Increase of National Minimum Wage

The National Minimum Wage (NMW) took effect on 1 April 1999. This is the minimum pay per hour, which workers are entitled to by law. Regardless of the company’s size, an employer is obliged to pay the minimum wage, whose rate depends on a worker’s age and experience. The NMW rates are reviewed each year by the Low Pay Commission (LPC), which makes recommendations for changes to the Government. New rates tend to come into force on 1 October each year.

The LPC’s recommendations are based on consultations with businesses and workers and their representatives. In reaching unanimity on their recommendations, the LPC has to balance the need to protect the earnings and jobs of low-paid workers against the difficulties faced by employers and businesses, paying particular attention to the employment prospects of young people.

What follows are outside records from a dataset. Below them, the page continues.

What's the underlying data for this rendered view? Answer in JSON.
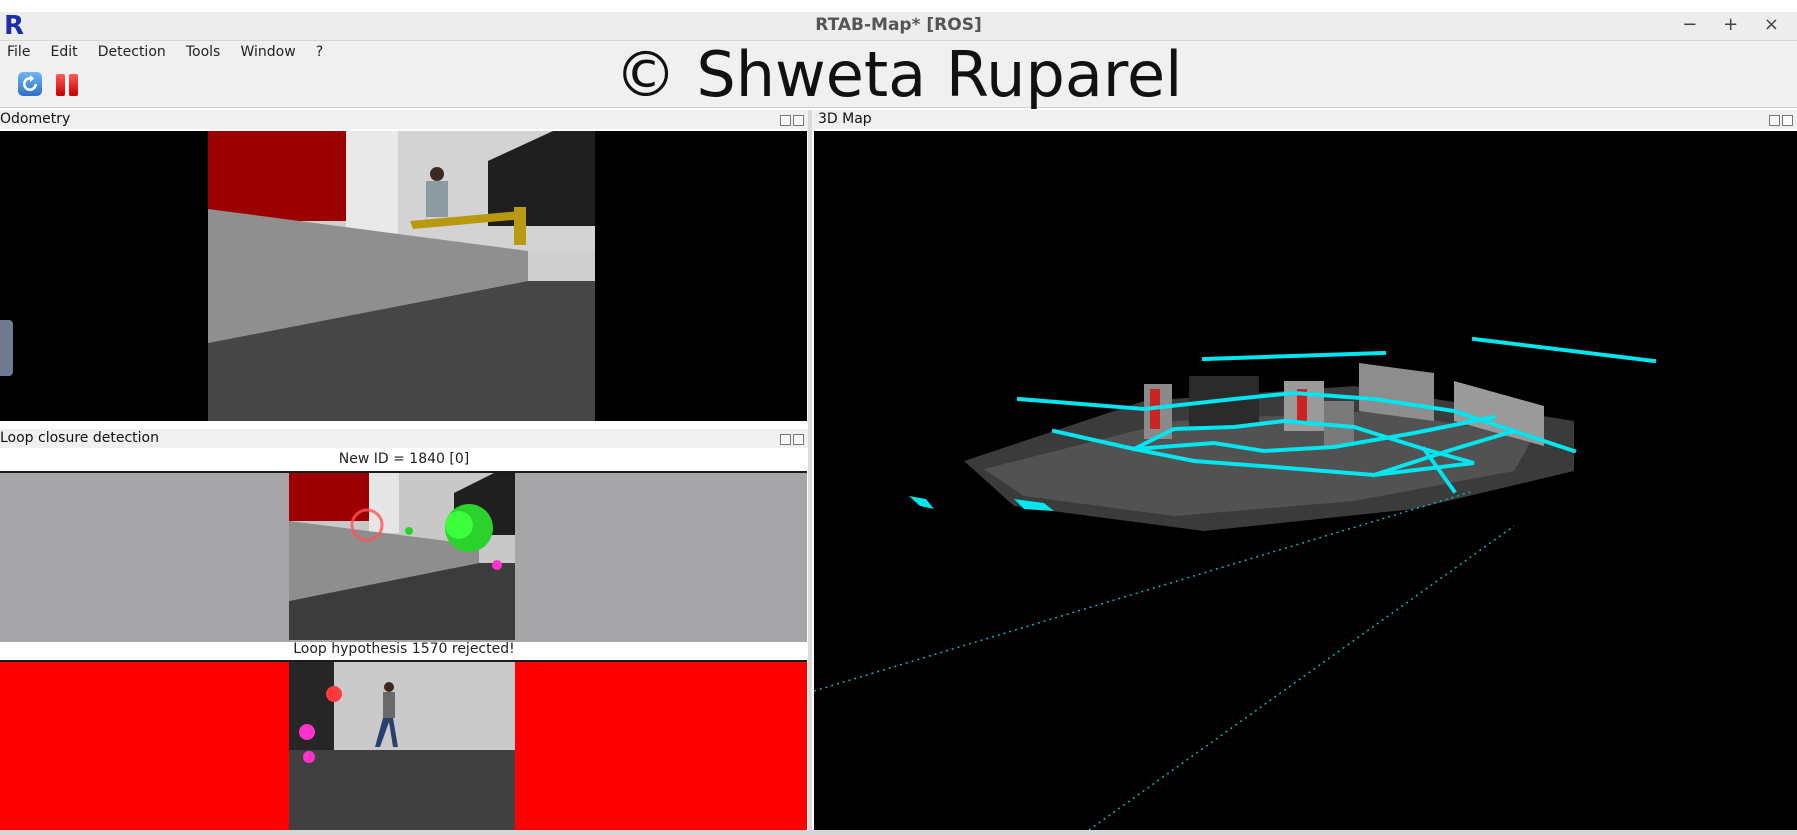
{
  "window": {
    "logo": "R",
    "title": "RTAB-Map* [ROS]",
    "controls": [
      "−",
      "+",
      "×"
    ]
  },
  "menubar": {
    "items": [
      "File",
      "Edit",
      "Detection",
      "Tools",
      "Window",
      "?"
    ]
  },
  "toolbar": {
    "icons": [
      "refresh-icon",
      "pause-icon"
    ]
  },
  "watermark": "© Shweta Ruparel",
  "panels": {
    "odometry": {
      "title": "Odometry"
    },
    "loop_closure": {
      "title": "Loop closure detection",
      "new_id_label": "New ID = 1840 [0]",
      "hypothesis_label": "Loop hypothesis 1570 rejected!"
    },
    "map3d": {
      "title": "3D Map"
    }
  },
  "colors": {
    "title_bar_bg": "#ededed",
    "logo_blue": "#1d2ea8",
    "map_graph_cyan": "#00e5ee",
    "rejected_red": "#ff0000",
    "viewport_bg": "#000000"
  }
}
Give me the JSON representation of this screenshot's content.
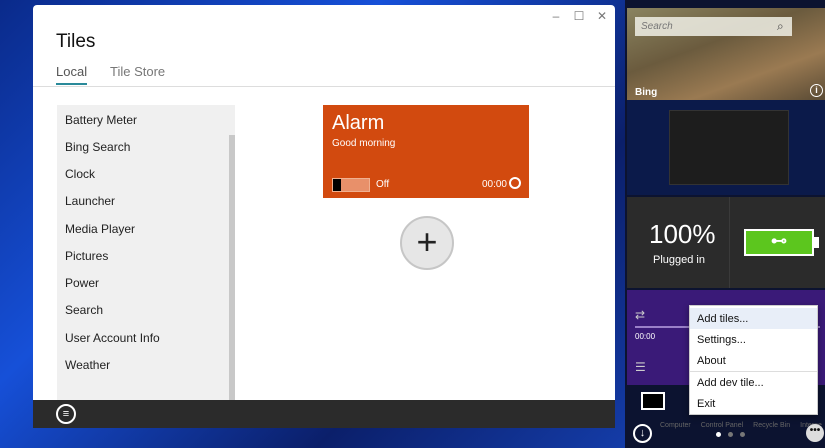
{
  "window": {
    "title": "Tiles",
    "tabs": [
      {
        "label": "Local"
      },
      {
        "label": "Tile Store"
      }
    ],
    "controls": {
      "minimize": "–",
      "maximize": "☐",
      "close": "✕"
    }
  },
  "tile_list": [
    "Battery Meter",
    "Bing Search",
    "Clock",
    "Launcher",
    "Media Player",
    "Pictures",
    "Power",
    "Search",
    "User Account Info",
    "Weather"
  ],
  "alarm_tile": {
    "title": "Alarm",
    "subtitle": "Good morning",
    "toggle_state": "Off",
    "time": "00:00"
  },
  "add_button": "+",
  "sidebar": {
    "bing": {
      "search_placeholder": "Search",
      "label": "Bing"
    },
    "battery": {
      "percent": "100%",
      "status": "Plugged in"
    },
    "media": {
      "time": "00:00"
    },
    "taskbar_labels": [
      "Computer",
      "Control Panel",
      "Recycle Bin",
      "Interne"
    ]
  },
  "context_menu": [
    "Add tiles...",
    "Settings...",
    "About",
    "Add dev tile...",
    "Exit"
  ],
  "colors": {
    "accent": "#d24a0f",
    "tab_underline": "#2a8a9a",
    "battery": "#5cc61e"
  }
}
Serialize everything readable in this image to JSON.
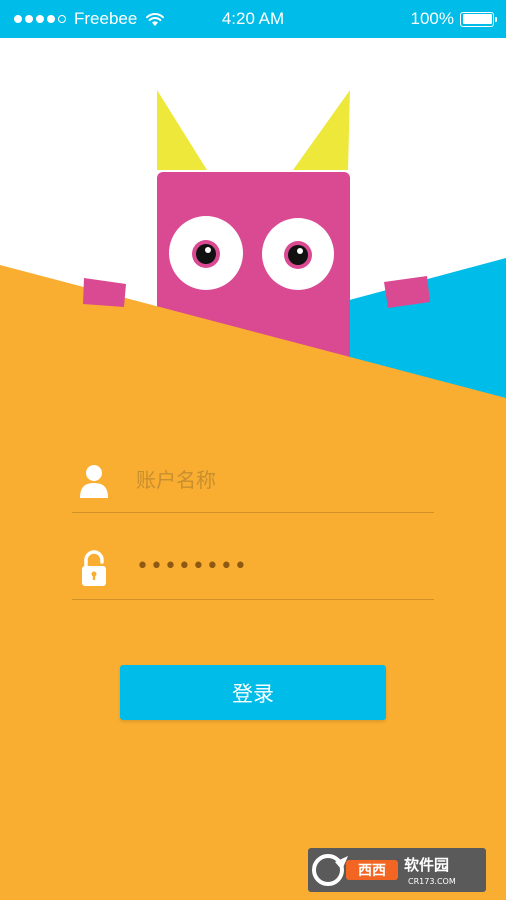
{
  "status_bar": {
    "carrier": "Freebee",
    "time": "4:20 AM",
    "battery": "100%",
    "battery_level": 1.0,
    "signal_bars_filled": 4,
    "signal_bars_total": 5
  },
  "login_form": {
    "username_placeholder": "账户名称",
    "password_display": "••••••••",
    "login_label": "登录"
  },
  "colors": {
    "accent_blue": "#00BCE8",
    "background_orange": "#F9AE31",
    "monster_pink": "#D94A93",
    "horn_yellow": "#EEE83A"
  },
  "icons": {
    "username": "user-icon",
    "password": "lock-icon"
  }
}
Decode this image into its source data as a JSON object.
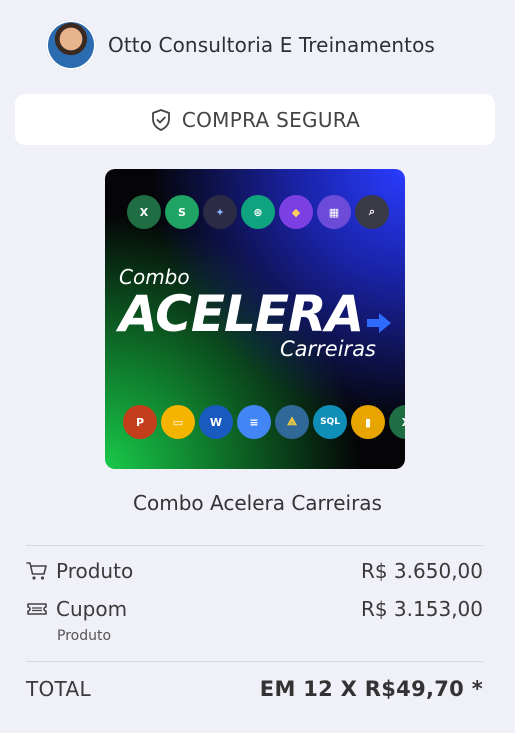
{
  "seller": {
    "name": "Otto Consultoria E Treinamentos"
  },
  "secure_badge": {
    "label": "COMPRA SEGURA"
  },
  "product_image": {
    "combo_text": "Combo",
    "main_text": "ACELERA",
    "sub_text": "Carreiras",
    "top_icons": [
      "X",
      "S",
      "✦",
      "⊛",
      "◆",
      "▦",
      "⌕"
    ],
    "bottom_icons": [
      "P",
      "▭",
      "W",
      "≡",
      "⟁",
      "SQL",
      "▮",
      "X"
    ]
  },
  "product": {
    "name": "Combo Acelera Carreiras"
  },
  "summary": {
    "product_label": "Produto",
    "product_price": "R$ 3.650,00",
    "coupon_label": "Cupom",
    "coupon_price": "R$ 3.153,00",
    "coupon_sub": "Produto",
    "total_label": "TOTAL",
    "total_value": "EM 12 X R$49,70 *"
  },
  "colors": {
    "background": "#f0f0f8",
    "image_blue": "#2a3cff",
    "image_green": "#19c94a"
  }
}
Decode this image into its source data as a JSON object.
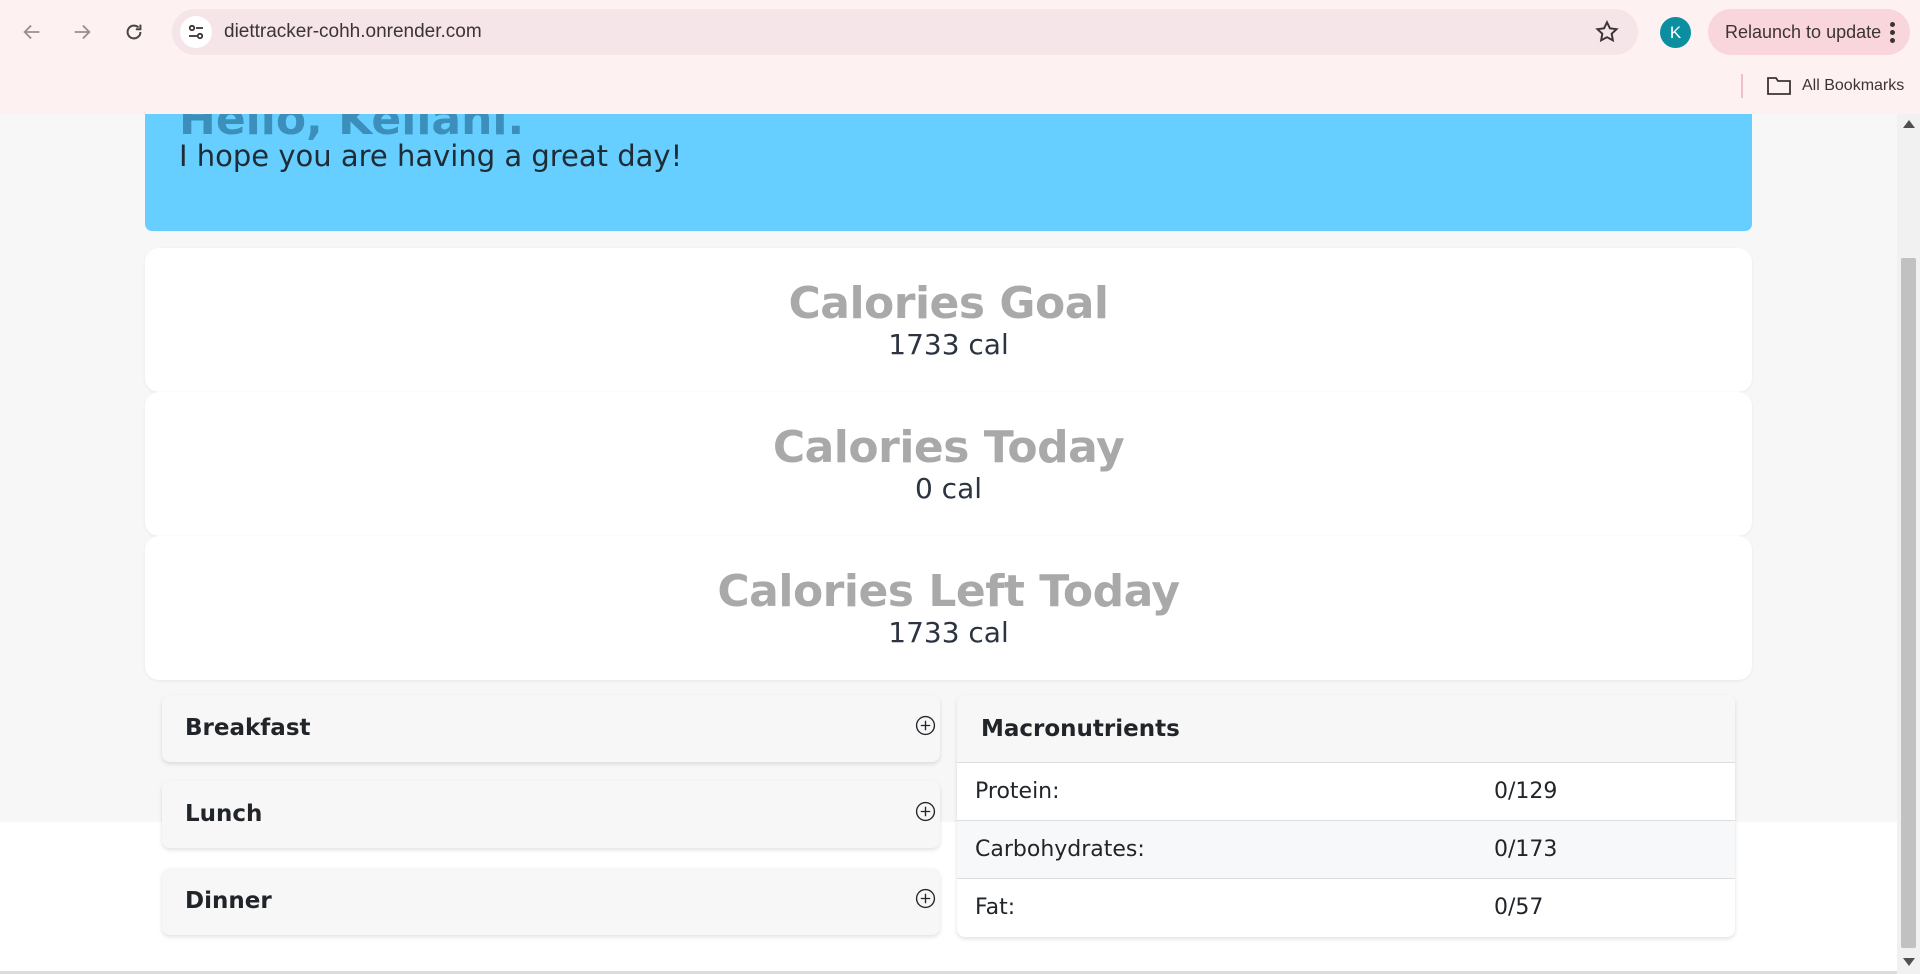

According to the recommendations laid to Government earlier this year, as of 1 October 2015 the NMW has been set at rate of £6.70 per hour, which shows an increase by a 20p (3.1%) from the previous rate. This should be taken into consideration by UK employers, who are employing Domestic Workers in their private household, by overseas companies, who intend or has set up a branch or wholly owned subsidiary in the UK using a Sole Representative visa route and by Tier 1 Entrepreneur migrants, who are employing/planning to create job for settled workers in the UK.

The Government also announced the introduction of the National Living Wage (NLW) from April 2016. This will be a new rate for workers aged 25 and above and will be set at a premium above the NMW. This rate will be initially set at £7.20 – a rise of 50p relative to the NMW rate as of 1 October 2015.